“I’m not gonna waste my time on a virtual debate, that’s not what debating is all about. You sit behind a computer and do it, debates? Ridiculous. And then they cut you off whenever they want.”
Mr Trump was hospitalised for three days and administered experimental treatment and oxygen but is now back at the White House after a short stint in hospital.
He has vowed to return to the campaign trail soon and talked up his health in his first interview since contracting COVID-19 a week ago, claiming “I don’t think I’m contagious at all”.
“I’m back because I am a perfect physical specimen and I’m extremely young. And so I’m lucky in that way,” Mr Trump said.
“I could’ve been out of the hospital in one day.”
The US presidential election is scheduled for November 3 and it appears the second debate could be October 22.
The Commission on Presidential Debates made the decision to host it virtually, citing the need “to protect the health and safety of all involved with the second presidential debate”.
When Republican Mike Pence and Democrat Kamala Harris squared off for their only vice presidential debate in Salt Lake City on Wednesday night, they shared a stage but were separated by plexiglass to prevent the spread of the virus.
Mr Trump’s campaign said the president would do a rally instead of the debate.
“For the swamp creatures at the Presidential Debate Commission to now rush to Joe Biden’s defence by unilaterally cancelling an in-person debate is pathetic,” Trump campaign manager Bill Stepien said in a statement.
“The safety of all involved can easily be achieved without cancelling a chance for voters to see both candidates go head to head. We’ll pass on this sad excuse to bail out Joe Biden and do a rally instead.”
Mr Trump is thought to be trailing in key battleground states.
Even before his COVID-19 diagnosis, he was widely criticised for his chaotic performance during last week’s first presidential debate in Cleveland.
It would not be the first debate in which the candidates were not in the same room.

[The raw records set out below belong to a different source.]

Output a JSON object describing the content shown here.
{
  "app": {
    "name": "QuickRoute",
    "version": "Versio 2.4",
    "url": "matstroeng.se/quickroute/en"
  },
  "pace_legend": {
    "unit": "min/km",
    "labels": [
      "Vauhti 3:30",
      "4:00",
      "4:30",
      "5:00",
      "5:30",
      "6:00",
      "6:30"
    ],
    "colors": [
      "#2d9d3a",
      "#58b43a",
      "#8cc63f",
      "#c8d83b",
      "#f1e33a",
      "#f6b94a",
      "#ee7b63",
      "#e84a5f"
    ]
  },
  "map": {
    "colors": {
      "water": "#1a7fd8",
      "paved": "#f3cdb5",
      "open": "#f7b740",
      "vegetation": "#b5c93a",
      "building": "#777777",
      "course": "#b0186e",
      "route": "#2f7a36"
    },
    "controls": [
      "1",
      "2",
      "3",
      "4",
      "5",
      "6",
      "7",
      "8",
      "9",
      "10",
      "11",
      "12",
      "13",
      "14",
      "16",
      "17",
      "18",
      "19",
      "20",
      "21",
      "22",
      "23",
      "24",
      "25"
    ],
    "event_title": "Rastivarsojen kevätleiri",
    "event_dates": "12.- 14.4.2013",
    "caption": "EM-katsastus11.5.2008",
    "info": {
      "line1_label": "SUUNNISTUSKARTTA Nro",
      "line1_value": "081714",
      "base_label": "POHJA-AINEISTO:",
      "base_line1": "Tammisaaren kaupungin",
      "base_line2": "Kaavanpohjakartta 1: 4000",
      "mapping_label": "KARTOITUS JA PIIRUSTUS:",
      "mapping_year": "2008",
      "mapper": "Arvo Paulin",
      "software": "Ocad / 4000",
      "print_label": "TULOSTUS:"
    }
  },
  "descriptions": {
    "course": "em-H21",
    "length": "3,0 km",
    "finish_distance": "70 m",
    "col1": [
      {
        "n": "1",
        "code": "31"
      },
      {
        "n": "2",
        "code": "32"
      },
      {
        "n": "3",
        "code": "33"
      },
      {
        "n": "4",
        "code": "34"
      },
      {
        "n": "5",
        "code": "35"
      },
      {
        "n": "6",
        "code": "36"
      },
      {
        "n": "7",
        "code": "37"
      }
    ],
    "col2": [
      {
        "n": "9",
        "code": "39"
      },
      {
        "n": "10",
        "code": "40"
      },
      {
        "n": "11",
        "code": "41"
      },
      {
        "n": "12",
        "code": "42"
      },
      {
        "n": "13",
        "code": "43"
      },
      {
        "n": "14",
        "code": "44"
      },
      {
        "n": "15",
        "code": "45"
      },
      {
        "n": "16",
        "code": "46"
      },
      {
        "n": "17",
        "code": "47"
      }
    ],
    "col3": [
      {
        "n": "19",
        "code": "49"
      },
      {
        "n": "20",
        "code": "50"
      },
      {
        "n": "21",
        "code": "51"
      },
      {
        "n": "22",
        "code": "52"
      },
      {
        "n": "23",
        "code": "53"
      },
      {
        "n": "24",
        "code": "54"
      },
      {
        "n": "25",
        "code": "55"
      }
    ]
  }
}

In 1960, the third presidential debate between Richard Nixon and John F Kennedy was broadcast with the two candidates on opposite coasts.